Requirement ▸
Start at the top of the records below and copy them exactly to the end.

*** Data for the task ***

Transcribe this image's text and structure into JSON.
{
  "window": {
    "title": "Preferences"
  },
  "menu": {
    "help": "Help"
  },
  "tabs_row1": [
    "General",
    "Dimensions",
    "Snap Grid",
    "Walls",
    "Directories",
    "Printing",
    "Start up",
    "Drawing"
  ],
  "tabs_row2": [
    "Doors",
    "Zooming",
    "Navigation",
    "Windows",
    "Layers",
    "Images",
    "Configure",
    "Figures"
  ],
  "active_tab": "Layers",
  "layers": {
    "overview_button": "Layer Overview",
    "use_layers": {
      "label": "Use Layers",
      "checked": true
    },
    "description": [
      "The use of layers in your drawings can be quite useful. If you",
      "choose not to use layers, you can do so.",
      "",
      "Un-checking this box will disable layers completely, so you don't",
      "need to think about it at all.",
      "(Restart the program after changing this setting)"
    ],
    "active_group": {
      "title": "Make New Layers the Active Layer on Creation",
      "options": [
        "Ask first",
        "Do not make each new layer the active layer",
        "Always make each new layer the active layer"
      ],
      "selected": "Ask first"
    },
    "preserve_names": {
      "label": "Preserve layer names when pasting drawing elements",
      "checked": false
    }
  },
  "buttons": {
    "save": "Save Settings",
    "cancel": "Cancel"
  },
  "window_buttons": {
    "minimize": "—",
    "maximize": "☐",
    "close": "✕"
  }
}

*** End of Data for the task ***

Finished exercise ▸
Transcribe this image's text and structure into JSON.
{
  "window": {
    "title": "Preferences"
  },
  "menu": {
    "help": "Help"
  },
  "tabs_row1": [
    "General",
    "Dimensions",
    "Snap Grid",
    "Walls",
    "Directories",
    "Printing",
    "Start up",
    "Drawing"
  ],
  "tabs_row2": [
    "Doors",
    "Zooming",
    "Navigation",
    "Windows",
    "Layers",
    "Images",
    "Configure",
    "Figures"
  ],
  "active_tab": "Layers",
  "layers": {
    "overview_button": "Layer Overview",
    "use_layers": {
      "label": "Use Layers",
      "checked": true
    },
    "description": [
      "The use of layers in your drawings can be quite useful. If you",
      "choose not to use layers, you can do so.",
      "",
      "Un-checking this box will disable layers completely, so you don't",
      "need to think about it at all.",
      "(Restart the program after changing this setting)"
    ],
    "active_group": {
      "title": "Make New Layers the Active Layer on Creation",
      "options": [
        "Ask first",
        "Do not make each new layer the active layer",
        "Always make each new layer the active layer"
      ],
      "selected": "Ask first"
    },
    "preserve_names": {
      "label": "Preserve layer names when pasting drawing elements",
      "checked": false
    }
  },
  "buttons": {
    "save": "Save Settings",
    "cancel": "Cancel"
  },
  "window_buttons": {
    "minimize": "—",
    "maximize": "☐",
    "close": "✕"
  }
}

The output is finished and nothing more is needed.